■ **Exercise details**
After reading the data below, copy out every line that contains the word "Luft".

Provided information: Begin

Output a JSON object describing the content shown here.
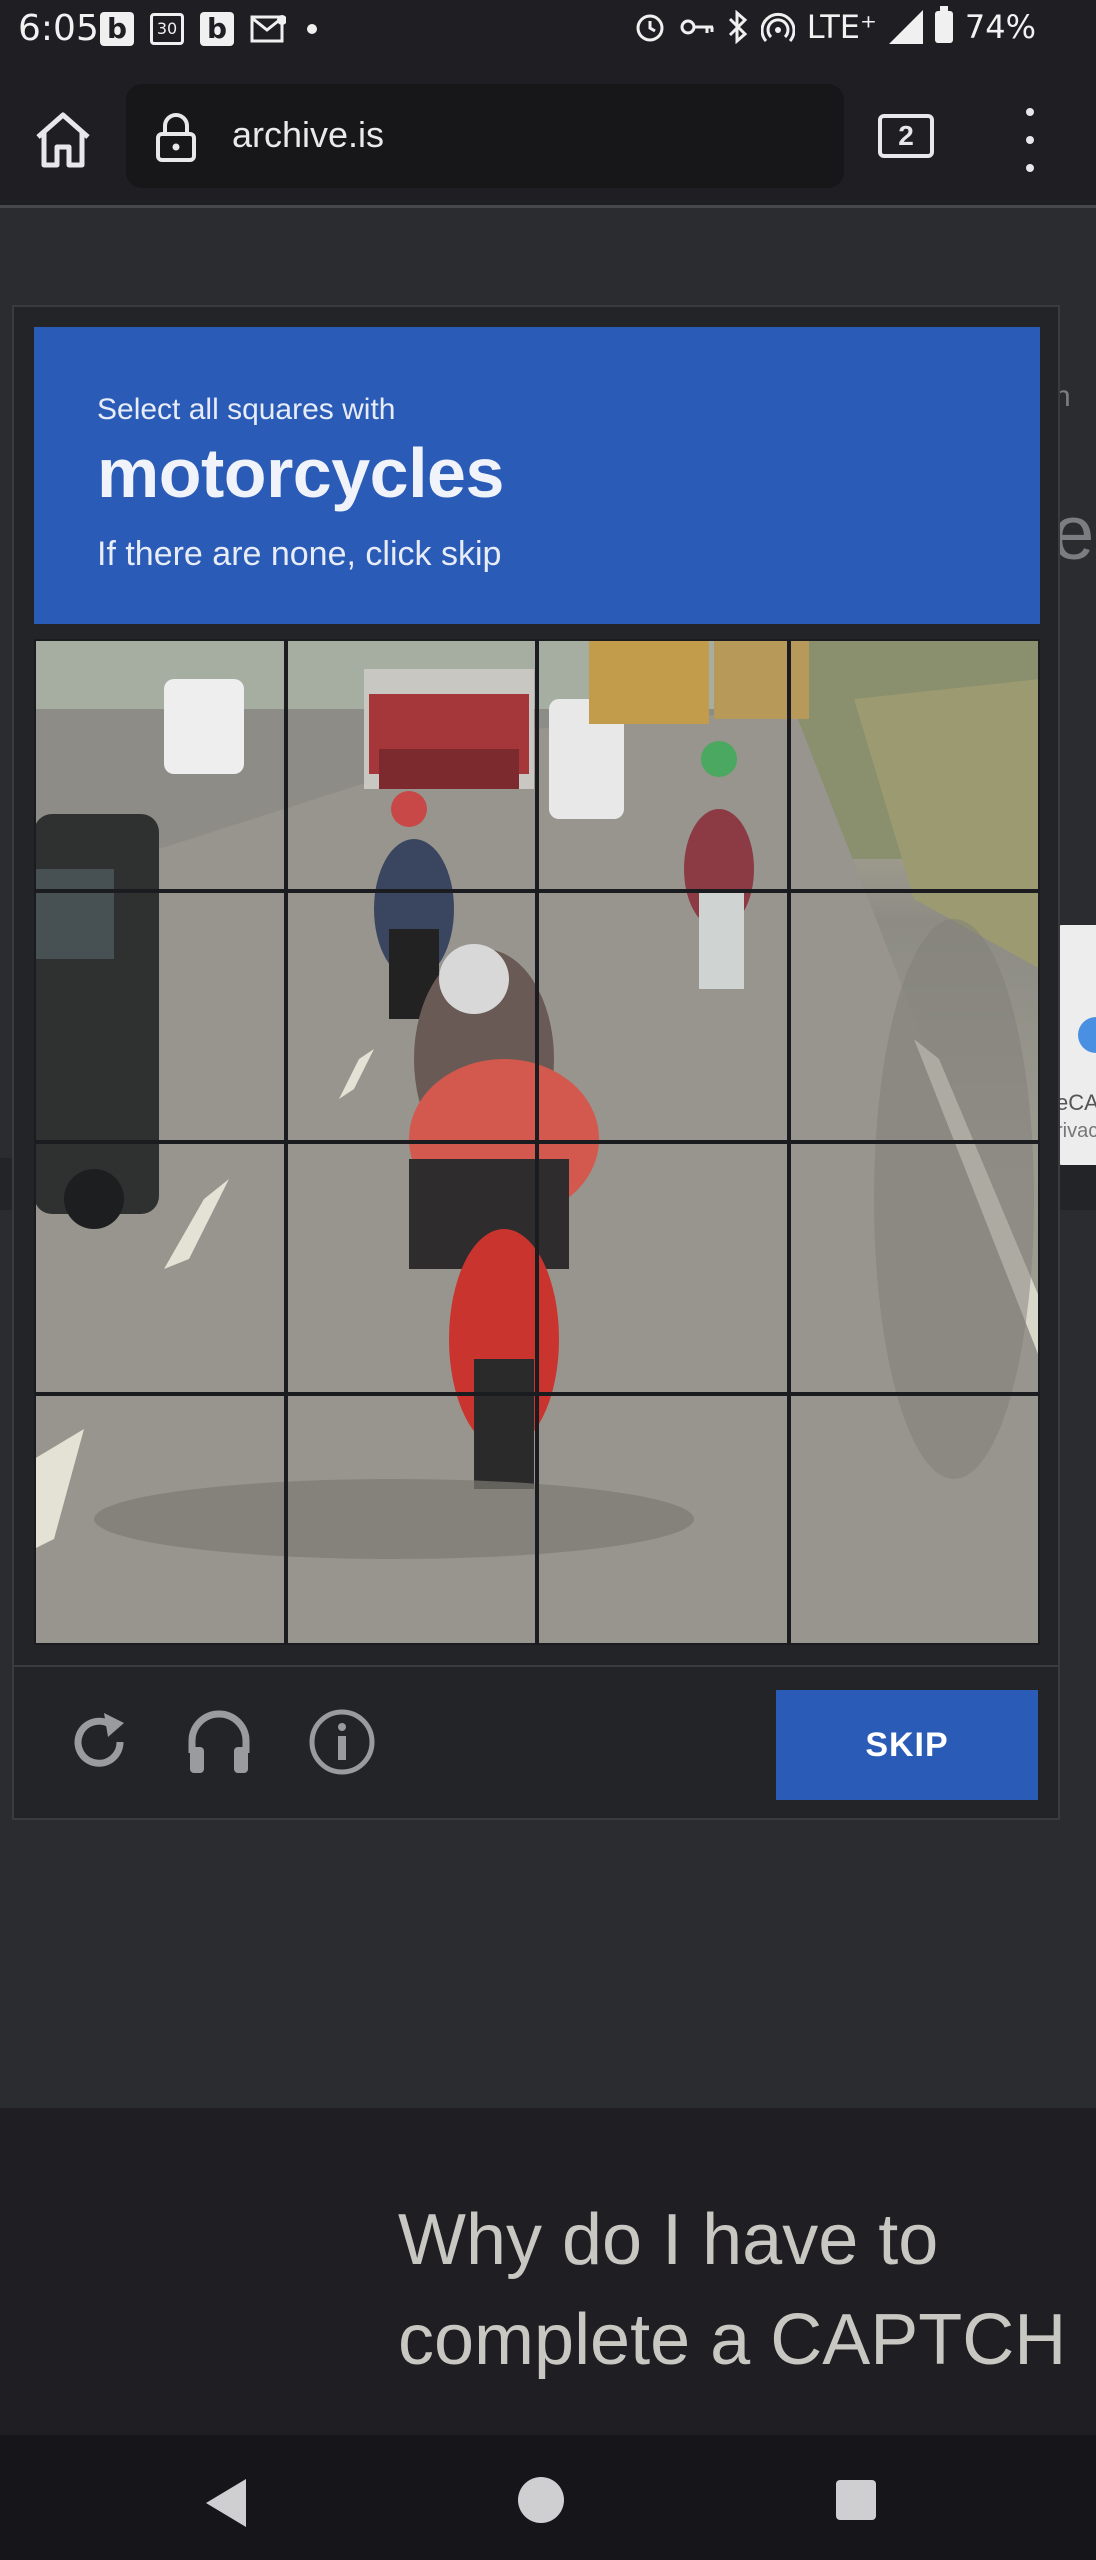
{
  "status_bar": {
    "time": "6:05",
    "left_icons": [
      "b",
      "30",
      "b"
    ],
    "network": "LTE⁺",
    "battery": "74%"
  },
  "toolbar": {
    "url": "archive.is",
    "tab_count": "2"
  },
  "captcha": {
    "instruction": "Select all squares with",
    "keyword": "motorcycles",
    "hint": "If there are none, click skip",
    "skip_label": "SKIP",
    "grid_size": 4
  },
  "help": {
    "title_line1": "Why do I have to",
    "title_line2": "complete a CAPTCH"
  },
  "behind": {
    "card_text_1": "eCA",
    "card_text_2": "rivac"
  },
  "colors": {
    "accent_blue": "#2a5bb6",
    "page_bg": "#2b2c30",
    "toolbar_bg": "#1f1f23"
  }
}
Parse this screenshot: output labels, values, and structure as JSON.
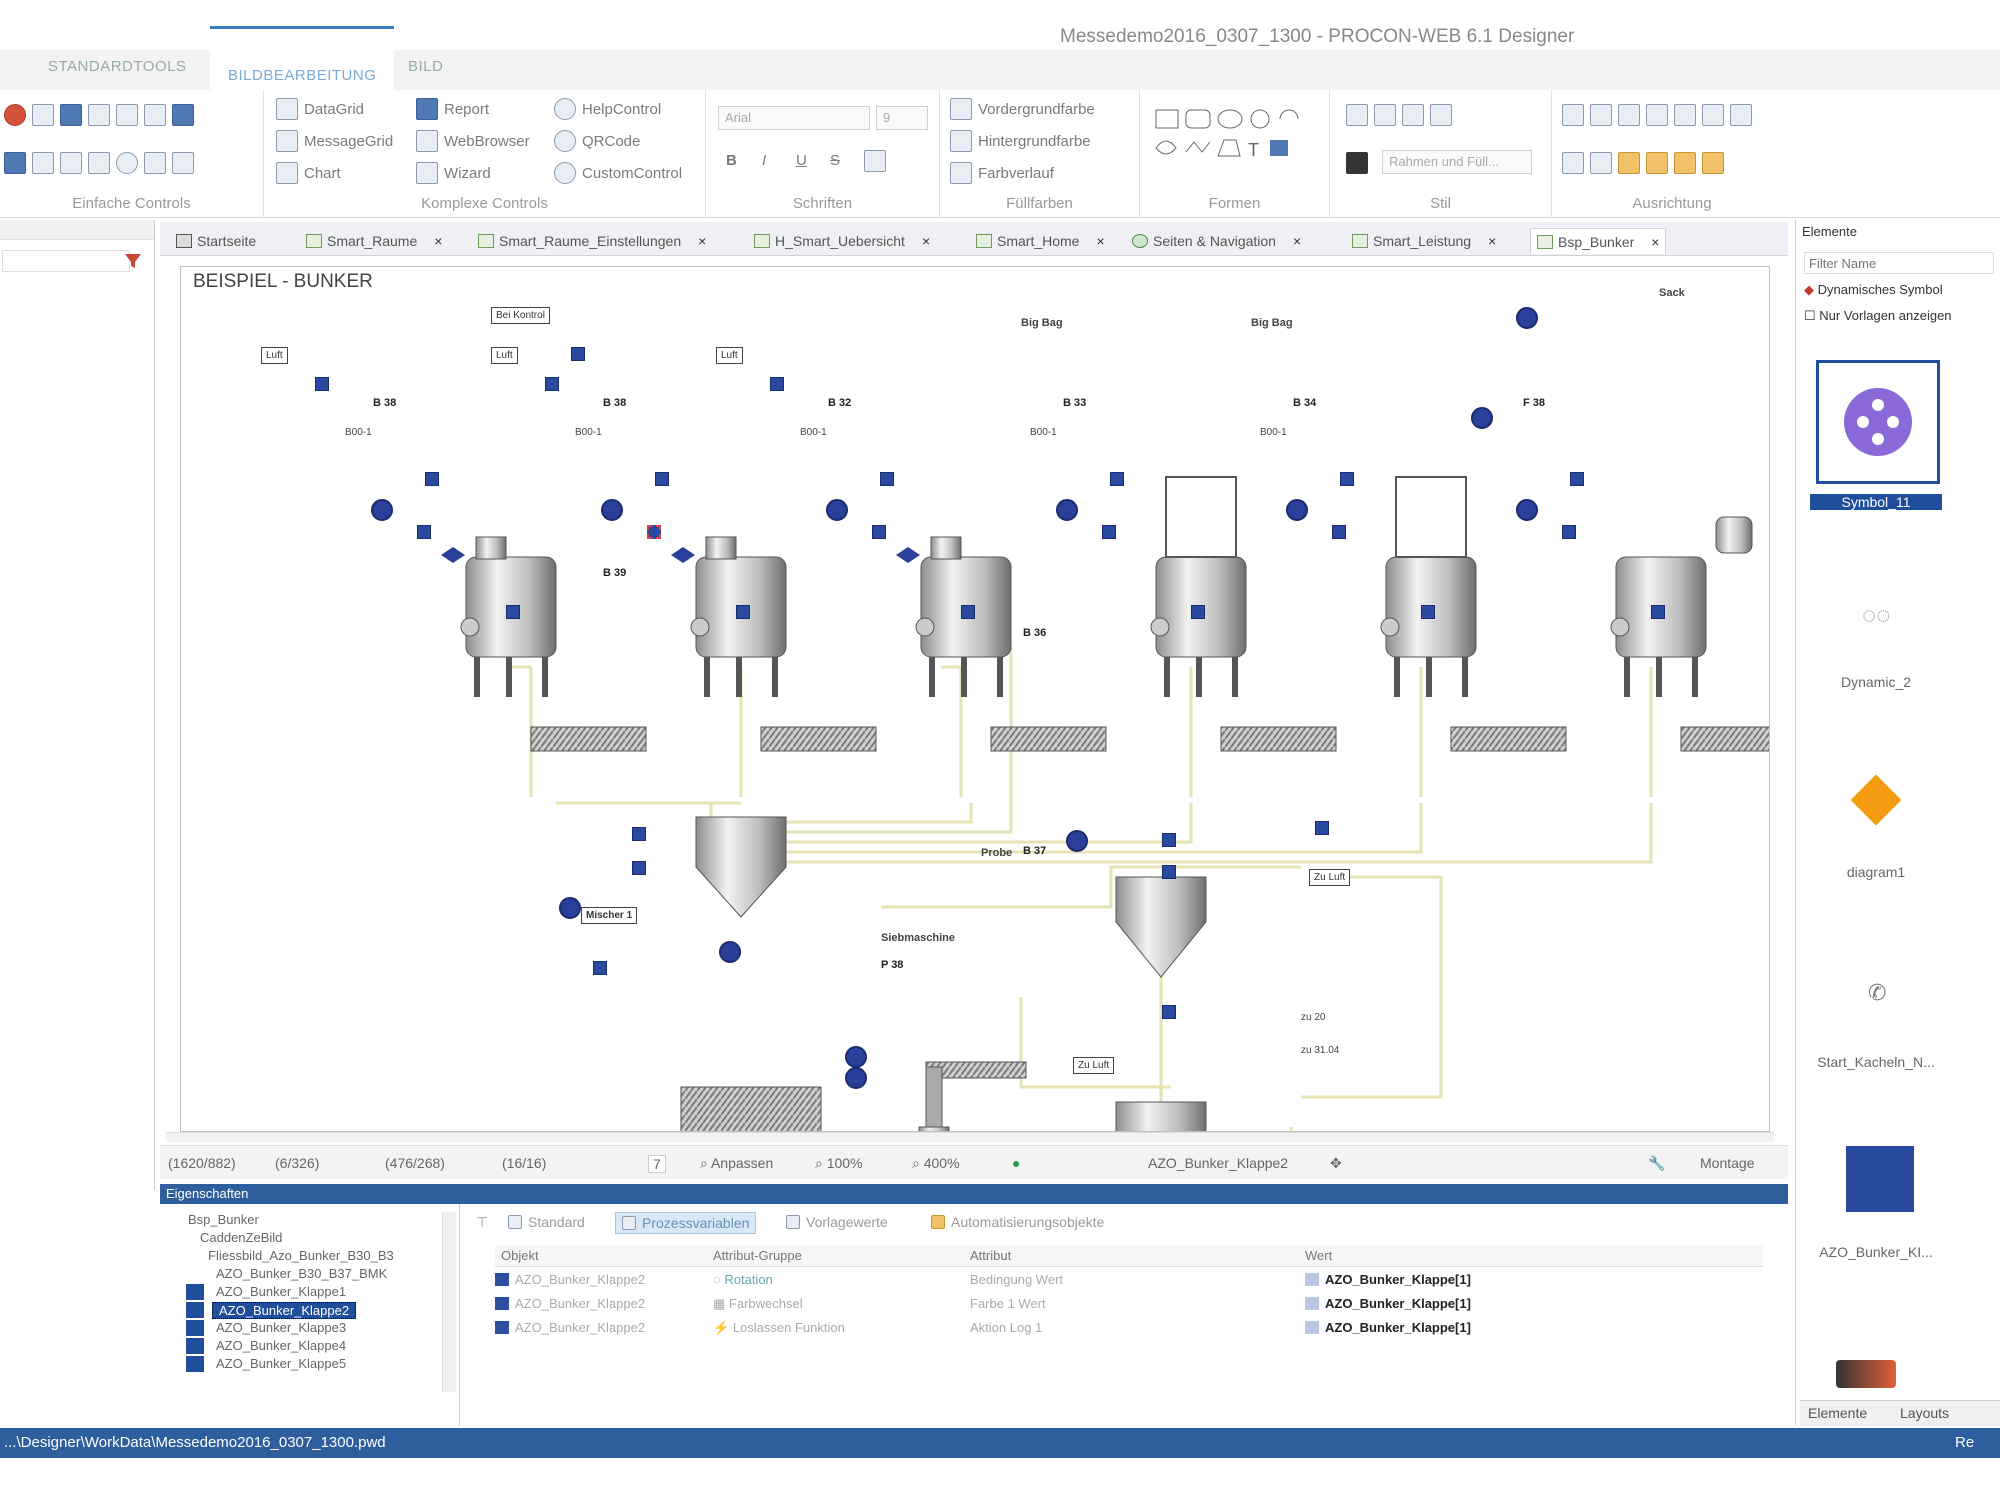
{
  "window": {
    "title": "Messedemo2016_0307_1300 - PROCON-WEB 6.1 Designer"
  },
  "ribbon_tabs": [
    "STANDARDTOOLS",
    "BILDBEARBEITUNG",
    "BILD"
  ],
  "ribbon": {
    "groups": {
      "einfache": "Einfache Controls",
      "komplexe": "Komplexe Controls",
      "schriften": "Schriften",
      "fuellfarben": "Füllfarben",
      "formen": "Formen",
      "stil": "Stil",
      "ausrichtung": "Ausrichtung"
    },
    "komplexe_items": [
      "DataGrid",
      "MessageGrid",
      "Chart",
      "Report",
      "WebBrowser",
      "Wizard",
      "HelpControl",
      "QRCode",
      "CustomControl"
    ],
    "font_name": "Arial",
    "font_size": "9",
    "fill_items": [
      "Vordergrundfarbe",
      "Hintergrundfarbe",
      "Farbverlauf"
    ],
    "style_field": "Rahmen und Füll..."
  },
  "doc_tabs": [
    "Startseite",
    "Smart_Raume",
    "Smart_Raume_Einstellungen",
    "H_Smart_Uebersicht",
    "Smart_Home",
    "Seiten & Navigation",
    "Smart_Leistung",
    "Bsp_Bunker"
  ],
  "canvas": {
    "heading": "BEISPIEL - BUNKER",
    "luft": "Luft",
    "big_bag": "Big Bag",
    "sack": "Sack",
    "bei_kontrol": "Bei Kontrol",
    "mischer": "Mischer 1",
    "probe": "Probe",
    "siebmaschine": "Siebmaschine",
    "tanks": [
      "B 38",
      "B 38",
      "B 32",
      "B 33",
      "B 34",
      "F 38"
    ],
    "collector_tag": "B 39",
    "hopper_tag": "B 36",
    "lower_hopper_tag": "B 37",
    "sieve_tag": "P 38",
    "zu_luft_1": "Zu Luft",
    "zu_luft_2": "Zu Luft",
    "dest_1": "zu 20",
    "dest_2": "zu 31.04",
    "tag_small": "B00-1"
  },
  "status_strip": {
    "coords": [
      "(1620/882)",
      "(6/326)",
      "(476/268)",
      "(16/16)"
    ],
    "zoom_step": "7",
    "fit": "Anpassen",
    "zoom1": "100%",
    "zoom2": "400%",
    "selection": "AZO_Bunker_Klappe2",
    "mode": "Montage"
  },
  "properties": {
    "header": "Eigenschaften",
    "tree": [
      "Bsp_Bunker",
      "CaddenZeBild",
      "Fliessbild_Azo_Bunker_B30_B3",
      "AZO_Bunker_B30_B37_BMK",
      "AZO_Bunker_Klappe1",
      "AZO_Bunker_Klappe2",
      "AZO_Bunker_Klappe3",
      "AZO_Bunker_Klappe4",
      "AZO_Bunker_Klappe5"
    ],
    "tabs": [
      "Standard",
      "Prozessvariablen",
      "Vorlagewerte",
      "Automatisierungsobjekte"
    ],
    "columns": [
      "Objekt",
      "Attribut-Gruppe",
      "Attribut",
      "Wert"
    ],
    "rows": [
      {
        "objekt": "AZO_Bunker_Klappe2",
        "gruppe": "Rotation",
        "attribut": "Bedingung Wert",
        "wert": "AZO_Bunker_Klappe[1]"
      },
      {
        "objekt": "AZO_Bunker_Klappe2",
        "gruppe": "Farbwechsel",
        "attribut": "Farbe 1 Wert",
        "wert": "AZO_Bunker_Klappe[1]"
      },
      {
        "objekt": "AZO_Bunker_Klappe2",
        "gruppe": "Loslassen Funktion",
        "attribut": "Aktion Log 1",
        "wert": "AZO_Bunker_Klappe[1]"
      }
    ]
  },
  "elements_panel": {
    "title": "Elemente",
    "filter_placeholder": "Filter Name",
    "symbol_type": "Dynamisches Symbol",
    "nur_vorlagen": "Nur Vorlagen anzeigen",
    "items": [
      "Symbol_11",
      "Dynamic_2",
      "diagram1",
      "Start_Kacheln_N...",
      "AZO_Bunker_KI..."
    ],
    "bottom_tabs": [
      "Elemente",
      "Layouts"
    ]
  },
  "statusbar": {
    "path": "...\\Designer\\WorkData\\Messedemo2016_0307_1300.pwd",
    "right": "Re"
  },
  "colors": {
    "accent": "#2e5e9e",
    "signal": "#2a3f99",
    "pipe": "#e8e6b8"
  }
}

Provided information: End

■ **Solution to this problem**
    "luft": "Luft",
    "zu_luft_1": "Zu Luft",
    "zu_luft_2": "Zu Luft",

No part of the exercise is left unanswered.